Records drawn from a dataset
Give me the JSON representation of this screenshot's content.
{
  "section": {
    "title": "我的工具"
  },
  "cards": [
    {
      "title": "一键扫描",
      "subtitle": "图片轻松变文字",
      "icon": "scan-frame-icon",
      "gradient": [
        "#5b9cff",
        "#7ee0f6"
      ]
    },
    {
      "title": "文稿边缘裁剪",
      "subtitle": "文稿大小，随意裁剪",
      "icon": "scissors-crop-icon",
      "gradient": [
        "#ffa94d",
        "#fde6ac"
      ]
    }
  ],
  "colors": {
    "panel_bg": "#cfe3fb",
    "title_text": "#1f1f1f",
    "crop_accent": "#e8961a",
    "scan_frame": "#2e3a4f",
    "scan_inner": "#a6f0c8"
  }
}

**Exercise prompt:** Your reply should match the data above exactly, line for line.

**Solution to this problem:**
Give me the JSON representation of this screenshot's content.
{
  "section": {
    "title": "我的工具"
  },
  "cards": [
    {
      "title": "一键扫描",
      "subtitle": "图片轻松变文字",
      "icon": "scan-frame-icon",
      "gradient": [
        "#5b9cff",
        "#7ee0f6"
      ]
    },
    {
      "title": "文稿边缘裁剪",
      "subtitle": "文稿大小，随意裁剪",
      "icon": "scissors-crop-icon",
      "gradient": [
        "#ffa94d",
        "#fde6ac"
      ]
    }
  ],
  "colors": {
    "panel_bg": "#cfe3fb",
    "title_text": "#1f1f1f",
    "crop_accent": "#e8961a",
    "scan_frame": "#2e3a4f",
    "scan_inner": "#a6f0c8"
  }
}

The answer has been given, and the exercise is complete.